Her hooves are evolving.  In fact they are evolving to the point that I may have to go down a boot size in the wides, or may eventually not even need the wides once all the flare is worked out.  She still flares slightly at the heels, and she does not have a good heel first landing on her hoof falls, moving rather flat footed.  She continues to be very sensitive on rock, though is handling it better than six weeks ago.  I can't forsee her having the rock crunching hooves that Phebes had anytime soon, and perhaps no time ever.  Once we get into hoof boots, it should liberate us to ride some miles, some REAL miles.  But she did 21 miles this weekend, which is a step-up even if we have no speed what-so-ever.


  1. I think a lot of them get a sore back when they start working harder more often.

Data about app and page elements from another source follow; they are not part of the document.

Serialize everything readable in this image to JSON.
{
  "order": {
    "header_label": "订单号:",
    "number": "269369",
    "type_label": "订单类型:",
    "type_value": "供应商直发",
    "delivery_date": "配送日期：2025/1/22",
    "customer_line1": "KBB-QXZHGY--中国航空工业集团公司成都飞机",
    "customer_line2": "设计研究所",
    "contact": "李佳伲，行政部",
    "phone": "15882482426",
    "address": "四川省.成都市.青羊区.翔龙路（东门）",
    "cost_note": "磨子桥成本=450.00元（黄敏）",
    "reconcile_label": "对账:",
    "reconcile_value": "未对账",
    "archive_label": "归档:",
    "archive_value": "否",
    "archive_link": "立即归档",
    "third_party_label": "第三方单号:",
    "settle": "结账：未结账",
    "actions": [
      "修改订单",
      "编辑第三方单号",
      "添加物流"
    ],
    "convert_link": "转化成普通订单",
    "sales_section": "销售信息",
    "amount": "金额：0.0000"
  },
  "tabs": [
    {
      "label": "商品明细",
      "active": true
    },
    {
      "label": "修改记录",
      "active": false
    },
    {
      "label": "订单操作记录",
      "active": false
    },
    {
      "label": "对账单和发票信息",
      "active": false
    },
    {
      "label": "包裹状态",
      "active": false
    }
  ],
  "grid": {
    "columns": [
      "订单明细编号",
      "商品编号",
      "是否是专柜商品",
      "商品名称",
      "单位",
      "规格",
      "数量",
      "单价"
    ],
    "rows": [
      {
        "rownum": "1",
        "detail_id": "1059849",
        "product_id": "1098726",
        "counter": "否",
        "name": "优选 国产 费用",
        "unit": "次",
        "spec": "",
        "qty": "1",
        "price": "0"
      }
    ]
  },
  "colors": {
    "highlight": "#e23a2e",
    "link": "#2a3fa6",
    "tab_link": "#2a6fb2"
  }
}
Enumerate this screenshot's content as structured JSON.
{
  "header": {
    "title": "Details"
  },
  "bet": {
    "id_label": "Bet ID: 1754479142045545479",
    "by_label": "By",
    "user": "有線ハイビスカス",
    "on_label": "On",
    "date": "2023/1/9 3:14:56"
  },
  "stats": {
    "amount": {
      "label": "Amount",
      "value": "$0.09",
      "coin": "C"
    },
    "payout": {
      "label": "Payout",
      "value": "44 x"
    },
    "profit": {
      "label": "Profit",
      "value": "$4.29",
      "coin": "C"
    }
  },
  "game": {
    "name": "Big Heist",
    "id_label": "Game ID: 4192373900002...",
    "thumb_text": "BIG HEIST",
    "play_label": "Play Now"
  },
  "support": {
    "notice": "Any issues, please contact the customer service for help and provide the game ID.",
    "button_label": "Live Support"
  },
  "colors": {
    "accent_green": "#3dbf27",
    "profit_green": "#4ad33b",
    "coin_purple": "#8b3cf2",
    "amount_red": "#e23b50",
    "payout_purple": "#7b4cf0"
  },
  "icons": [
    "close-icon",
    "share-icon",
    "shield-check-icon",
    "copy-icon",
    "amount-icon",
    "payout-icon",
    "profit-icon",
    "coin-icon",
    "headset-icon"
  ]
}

Their movement and their fitness is reflected in their back.
    When I have a horse that is just muscle sore - not a saddle fit issue - I give them a little spa treatment. Dissolve Epsom salts in HOT water. Soak a plain old towel in the water. Wring out well so that it it not dripping. Lay it over the sore part of the back, cover with a sheet to hold in the heat. It will stay warm for about 15 minutes and the Epsom salts act as a muscle relaxer.
    Rinse and repeat as long as you can talk the horse into standing still.

  2. Remember, skin issues on back pain usually react to slight touch, but not bad when you push with pressure with the palms of your hand.

    Muscle reacts to pushing, but not normally the "soft" touch".

    If skin, consider she had too much heat build up and her back got scalded. Or, friction rub.

  3. tx,

    That is helpful. It is soft touch and the brush that is bothering her. The skin looks pink and a little "ruffled" right under where my seat bones would be. Can they get friction rubs early on? Then toughen up? She is a very thin skinned horse. She does want to build a lot of heat under the saddle pad, and she's also a heavy sweating horse (yeah, another one). Puddin' used to get sensitive when I first started riding her, but over time it seemed like she hardened up and was less sensitive.

    Next time out I'm going to switch off to the old Skito that has the blended bottom and see if it is cooler for her than the wool one. I can also put two sets of pads in it if I have to and thicken it up. Not sure if it is a friction issue or the heat. :/

    But definitely not sore muscle.

  4. Now that I've pondered a few minutes, scalded is what it looks like. So how to get that heat to vent?


  5. How about a Dixie Midnight Pad?